By the time the explosions went off at the finish line of the Boston Marathon, Caitlin Wilson was already safely on a train back to Wickford Station.
She admits though, it’s eerie thinking what could have happened had a few things gone differently Monday afternoon.
“We rushed and tried to make the early train,” she said, “but if not we would have had a couple hours to kill, so we were going to watch the end of the race.”
Wilson, an assistant coach on the North Kingstown girls outdoor track team, was in Boston Monday afternoon with her husband for the Boston Red Sox game against Baltimore Orioles in which Mike Napoli drilled a game-winning double off the Green Monster in the bottom of the ninth.
Only Wilson never saw the hit.
“We missed the walk-off,” she said. “If we had stayed, we weren’t going to be able to get on the [approximately 2 p.m.] train. It’s a little scary thinking, ‘what if we had stayed?’”
With a two-year old at home and another on child on the way, Wilson and her husband wanted to beat the anticipated traffic on the 4 p.m. train by leaving the Sox game a little early.
That being said, Wilson – a native Rhode Islander who went to college just outside of Boston – had watched the Marathon’s conclusion in the past and had fond memories Patriots Day in the city.
“Unless you actually see what Boston is on Patriots Day you can’t understand it,” she says. “It’s a very innocent event.”
What happened Monday was obviously very different from the event she had come to know – “horrible” as she describes it – but Wilson was not the only one to narrowly avoid the tragedy.

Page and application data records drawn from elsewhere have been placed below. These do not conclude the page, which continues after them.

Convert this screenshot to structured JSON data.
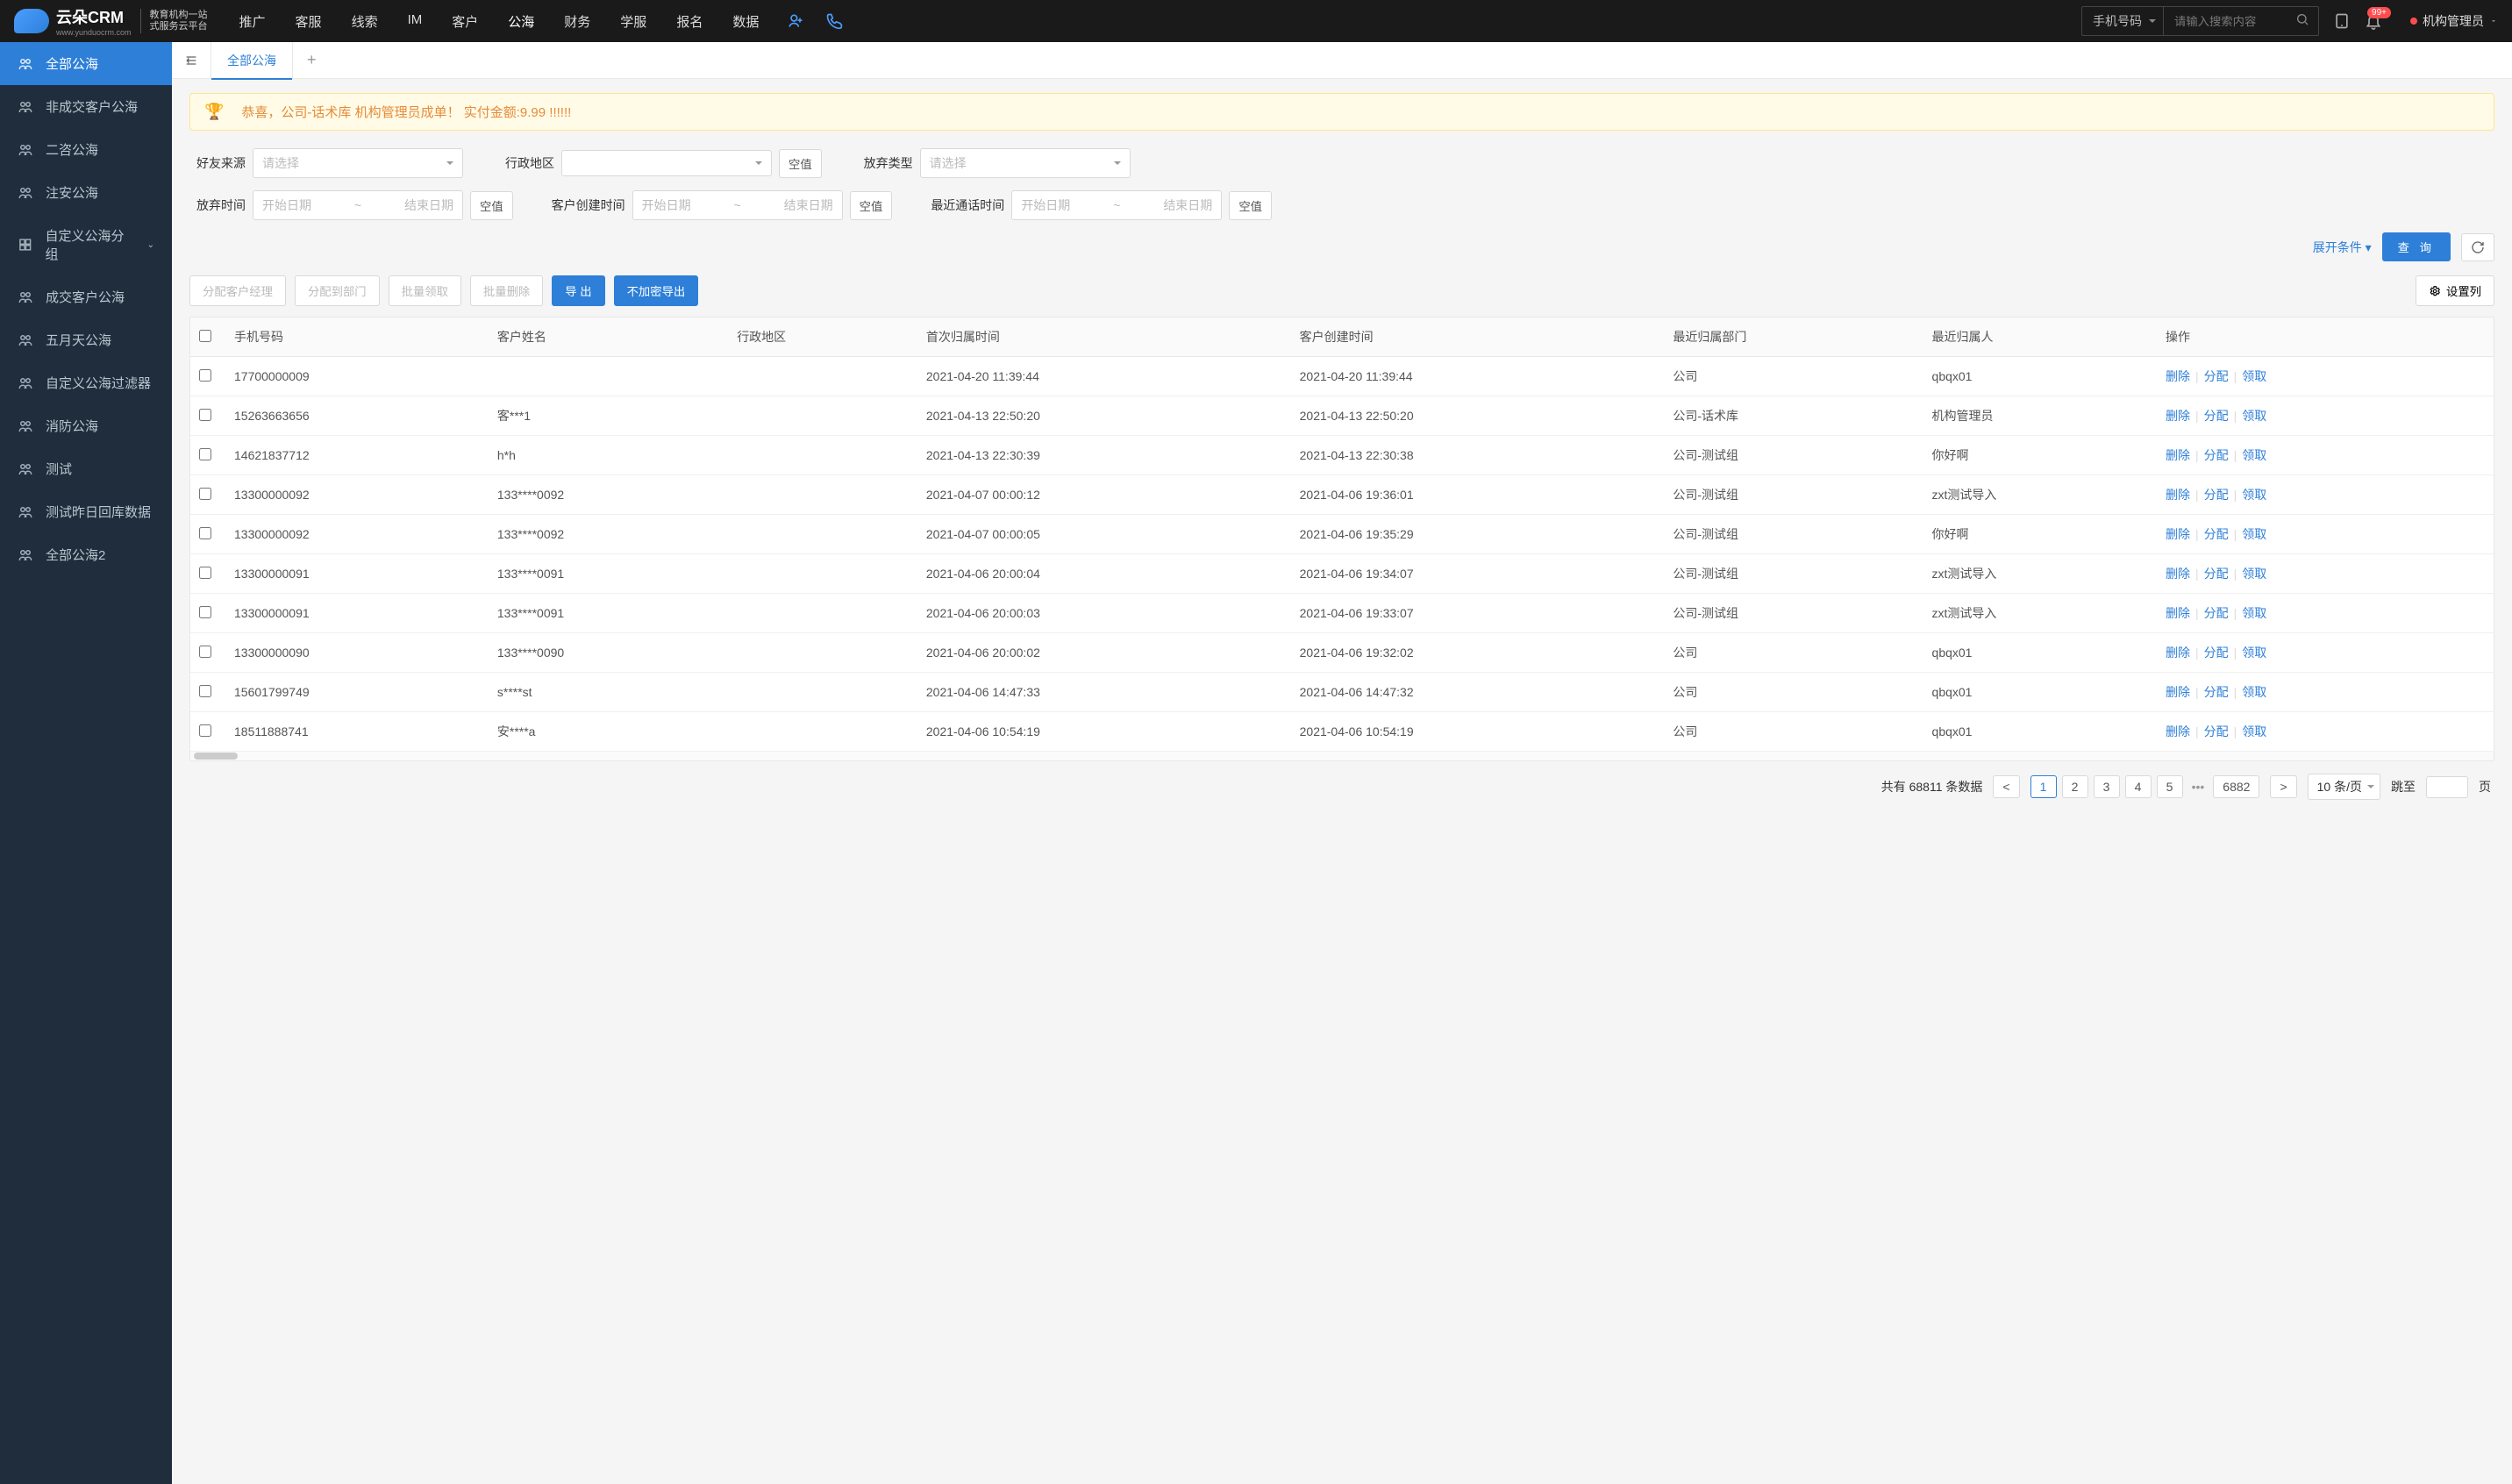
{
  "logo": {
    "brand": "云朵CRM",
    "subline1": "教育机构一站",
    "subline2": "式服务云平台"
  },
  "nav": {
    "items": [
      "推广",
      "客服",
      "线索",
      "IM",
      "客户",
      "公海",
      "财务",
      "学服",
      "报名",
      "数据"
    ],
    "activeIndex": 5
  },
  "search": {
    "type": "手机号码",
    "placeholder": "请输入搜索内容"
  },
  "header": {
    "badge": "99+",
    "user": "机构管理员"
  },
  "sidebar": {
    "items": [
      {
        "label": "全部公海",
        "icon": "users",
        "active": true
      },
      {
        "label": "非成交客户公海",
        "icon": "users"
      },
      {
        "label": "二咨公海",
        "icon": "users"
      },
      {
        "label": "注安公海",
        "icon": "users"
      },
      {
        "label": "自定义公海分组",
        "icon": "grid",
        "expandable": true
      },
      {
        "label": "成交客户公海",
        "icon": "users"
      },
      {
        "label": "五月天公海",
        "icon": "users"
      },
      {
        "label": "自定义公海过滤器",
        "icon": "users"
      },
      {
        "label": "消防公海",
        "icon": "users"
      },
      {
        "label": "测试",
        "icon": "users"
      },
      {
        "label": "测试昨日回库数据",
        "icon": "users"
      },
      {
        "label": "全部公海2",
        "icon": "users"
      }
    ]
  },
  "tabs": {
    "active": "全部公海"
  },
  "alert": "恭喜，公司-话术库  机构管理员成单！  实付金额:9.99 !!!!!!",
  "filters": {
    "placeholders": {
      "select": "请选择",
      "start": "开始日期",
      "end": "结束日期"
    },
    "nullBtn": "空值",
    "source": "好友来源",
    "region": "行政地区",
    "abandonType": "放弃类型",
    "abandonTime": "放弃时间",
    "createTime": "客户创建时间",
    "callTime": "最近通话时间",
    "expand": "展开条件",
    "query": "查 询"
  },
  "toolbar": {
    "assignManager": "分配客户经理",
    "assignDept": "分配到部门",
    "batchClaim": "批量领取",
    "batchDelete": "批量删除",
    "export": "导 出",
    "exportPlain": "不加密导出",
    "settings": "设置列"
  },
  "table": {
    "columns": [
      "手机号码",
      "客户姓名",
      "行政地区",
      "首次归属时间",
      "客户创建时间",
      "最近归属部门",
      "最近归属人",
      "操作"
    ],
    "actions": {
      "delete": "删除",
      "assign": "分配",
      "claim": "领取"
    },
    "rows": [
      {
        "phone": "17700000009",
        "name": "",
        "region": "",
        "firstTime": "2021-04-20 11:39:44",
        "createTime": "2021-04-20 11:39:44",
        "dept": "公司",
        "owner": "qbqx01"
      },
      {
        "phone": "15263663656",
        "name": "客***1",
        "region": "",
        "firstTime": "2021-04-13 22:50:20",
        "createTime": "2021-04-13 22:50:20",
        "dept": "公司-话术库",
        "owner": "机构管理员"
      },
      {
        "phone": "14621837712",
        "name": "h*h",
        "region": "",
        "firstTime": "2021-04-13 22:30:39",
        "createTime": "2021-04-13 22:30:38",
        "dept": "公司-测试组",
        "owner": "你好啊"
      },
      {
        "phone": "13300000092",
        "name": "133****0092",
        "region": "",
        "firstTime": "2021-04-07 00:00:12",
        "createTime": "2021-04-06 19:36:01",
        "dept": "公司-测试组",
        "owner": "zxt测试导入"
      },
      {
        "phone": "13300000092",
        "name": "133****0092",
        "region": "",
        "firstTime": "2021-04-07 00:00:05",
        "createTime": "2021-04-06 19:35:29",
        "dept": "公司-测试组",
        "owner": "你好啊"
      },
      {
        "phone": "13300000091",
        "name": "133****0091",
        "region": "",
        "firstTime": "2021-04-06 20:00:04",
        "createTime": "2021-04-06 19:34:07",
        "dept": "公司-测试组",
        "owner": "zxt测试导入"
      },
      {
        "phone": "13300000091",
        "name": "133****0091",
        "region": "",
        "firstTime": "2021-04-06 20:00:03",
        "createTime": "2021-04-06 19:33:07",
        "dept": "公司-测试组",
        "owner": "zxt测试导入"
      },
      {
        "phone": "13300000090",
        "name": "133****0090",
        "region": "",
        "firstTime": "2021-04-06 20:00:02",
        "createTime": "2021-04-06 19:32:02",
        "dept": "公司",
        "owner": "qbqx01"
      },
      {
        "phone": "15601799749",
        "name": "s****st",
        "region": "",
        "firstTime": "2021-04-06 14:47:33",
        "createTime": "2021-04-06 14:47:32",
        "dept": "公司",
        "owner": "qbqx01"
      },
      {
        "phone": "18511888741",
        "name": "安****a",
        "region": "",
        "firstTime": "2021-04-06 10:54:19",
        "createTime": "2021-04-06 10:54:19",
        "dept": "公司",
        "owner": "qbqx01"
      }
    ]
  },
  "pagination": {
    "totalPrefix": "共有",
    "total": "68811",
    "totalSuffix": "条数据",
    "pages": [
      "1",
      "2",
      "3",
      "4",
      "5"
    ],
    "lastPage": "6882",
    "pageSize": "10 条/页",
    "jumpLabel": "跳至",
    "pageUnit": "页"
  }
}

At North Kingstown, Wilson coaches the distance runners and one of her athletes – Aisha McAdams, one of the best in the state – was on the sidelines at the Boston Marathon cheering on her brother Patrick.
While Wilson was at Fenway Park and McAdams at the marathon the coach inquired about where her runner was watching the race.

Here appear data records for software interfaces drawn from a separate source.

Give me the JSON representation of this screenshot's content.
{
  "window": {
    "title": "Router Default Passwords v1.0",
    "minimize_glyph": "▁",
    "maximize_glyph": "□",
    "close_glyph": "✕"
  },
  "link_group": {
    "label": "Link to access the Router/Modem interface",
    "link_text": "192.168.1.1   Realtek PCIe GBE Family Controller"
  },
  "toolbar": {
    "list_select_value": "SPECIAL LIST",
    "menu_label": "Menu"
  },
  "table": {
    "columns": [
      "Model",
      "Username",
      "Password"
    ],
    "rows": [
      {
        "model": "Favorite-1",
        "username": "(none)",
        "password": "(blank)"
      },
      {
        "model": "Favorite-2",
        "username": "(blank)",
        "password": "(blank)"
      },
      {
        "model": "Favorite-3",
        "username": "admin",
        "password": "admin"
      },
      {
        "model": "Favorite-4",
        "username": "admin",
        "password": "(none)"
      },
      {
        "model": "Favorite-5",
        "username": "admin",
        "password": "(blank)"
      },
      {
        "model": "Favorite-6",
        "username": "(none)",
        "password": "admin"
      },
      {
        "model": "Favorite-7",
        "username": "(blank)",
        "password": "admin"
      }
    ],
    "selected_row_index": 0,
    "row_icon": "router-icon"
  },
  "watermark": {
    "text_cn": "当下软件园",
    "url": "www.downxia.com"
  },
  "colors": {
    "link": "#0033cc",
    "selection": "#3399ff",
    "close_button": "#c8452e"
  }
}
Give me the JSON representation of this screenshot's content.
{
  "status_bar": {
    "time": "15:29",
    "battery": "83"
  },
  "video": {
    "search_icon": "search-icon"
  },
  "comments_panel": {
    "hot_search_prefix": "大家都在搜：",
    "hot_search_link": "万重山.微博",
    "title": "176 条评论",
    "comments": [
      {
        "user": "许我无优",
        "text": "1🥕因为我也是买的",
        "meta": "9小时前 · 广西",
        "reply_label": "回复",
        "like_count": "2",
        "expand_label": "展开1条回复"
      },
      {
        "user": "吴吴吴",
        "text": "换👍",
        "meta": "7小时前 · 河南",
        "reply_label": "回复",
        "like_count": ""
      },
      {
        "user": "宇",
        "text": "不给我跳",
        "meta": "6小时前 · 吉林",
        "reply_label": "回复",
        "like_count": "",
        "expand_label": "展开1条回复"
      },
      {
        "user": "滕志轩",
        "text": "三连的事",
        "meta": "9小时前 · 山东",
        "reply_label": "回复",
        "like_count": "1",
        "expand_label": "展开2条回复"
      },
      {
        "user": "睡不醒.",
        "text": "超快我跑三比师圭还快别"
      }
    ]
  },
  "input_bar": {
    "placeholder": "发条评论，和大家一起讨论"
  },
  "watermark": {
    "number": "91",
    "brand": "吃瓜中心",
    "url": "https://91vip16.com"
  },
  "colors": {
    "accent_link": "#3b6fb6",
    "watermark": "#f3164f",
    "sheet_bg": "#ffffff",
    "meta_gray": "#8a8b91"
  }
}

“Where are you watching Patrick run,” Wilson asked, “and she sent me a picture.”
It wasn’t until Wilson got home and both were back safe in the Ocean State that where the photo was taken from finally resonated.
“I was like, ‘that looks really familiar,” Wilson says. “It was the same kind of view the camera angles were showing [on television]. The picture that she sent me was kind of the same. That was kind of the eerie part.”

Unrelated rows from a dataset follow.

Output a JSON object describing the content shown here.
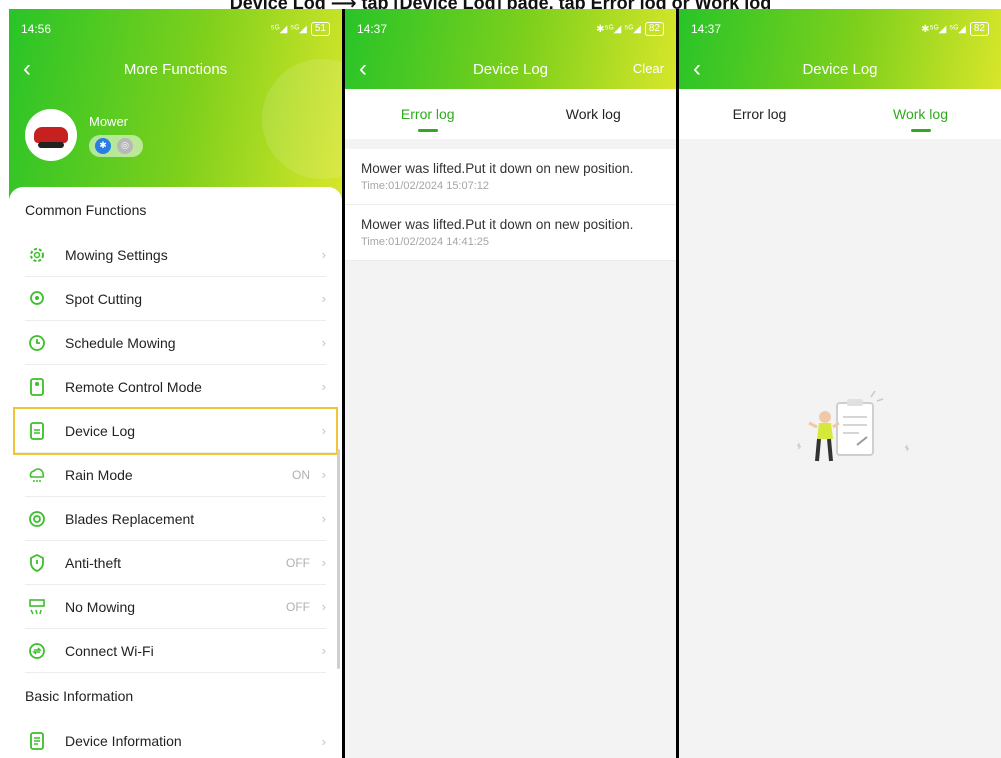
{
  "caption": "Device Log ⟶ tap [Device Log] page, tap Error log or Work log",
  "phone1": {
    "time": "14:56",
    "signal": "⁵ᴳ◢ ⁵ᴳ◢",
    "battery": "51",
    "title": "More Functions",
    "device_name": "Mower",
    "sections": [
      {
        "title": "Common Functions"
      },
      {
        "title": "Basic Information"
      }
    ],
    "items": [
      {
        "label": "Mowing Settings",
        "value": ""
      },
      {
        "label": "Spot Cutting",
        "value": ""
      },
      {
        "label": "Schedule Mowing",
        "value": ""
      },
      {
        "label": "Remote Control Mode",
        "value": ""
      },
      {
        "label": "Device Log",
        "value": ""
      },
      {
        "label": "Rain Mode",
        "value": "ON"
      },
      {
        "label": "Blades Replacement",
        "value": ""
      },
      {
        "label": "Anti-theft",
        "value": "OFF"
      },
      {
        "label": "No Mowing",
        "value": "OFF"
      },
      {
        "label": "Connect Wi-Fi",
        "value": ""
      },
      {
        "label": "Device Information",
        "value": ""
      }
    ],
    "highlight_color": "#f2c33a"
  },
  "phone2": {
    "time": "14:37",
    "signal": "✱⁵ᴳ◢ ⁵ᴳ◢",
    "battery": "82",
    "title": "Device Log",
    "right_action": "Clear",
    "tabs": [
      "Error log",
      "Work log"
    ],
    "active_tab": "Error log",
    "logs": [
      {
        "message": "Mower was lifted.Put it down on new position.",
        "time": "Time:01/02/2024 15:07:12"
      },
      {
        "message": "Mower was lifted.Put it down on new position.",
        "time": "Time:01/02/2024 14:41:25"
      }
    ]
  },
  "phone3": {
    "time": "14:37",
    "signal": "✱⁵ᴳ◢ ⁵ᴳ◢",
    "battery": "82",
    "title": "Device Log",
    "tabs": [
      "Error log",
      "Work log"
    ],
    "active_tab": "Work log"
  },
  "colors": {
    "accent": "#2faa1e",
    "gradient_start": "#28c428",
    "gradient_end": "#d8e62a"
  }
}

Fortunately, McAdams’ brother had finished the Marathon “in the three hour range,” and was already driving back to Rhode Island by the time the heartbreaking events happened.
According to the Boston Athletic Association, Patrick McAdams was 11,328th competitor to cross the finish line with a time of 3:40.11.
As Wilson put it though, it’s ‘eerie’ to think how different things could have been if a train left early or a split time been a minute slower on each mile.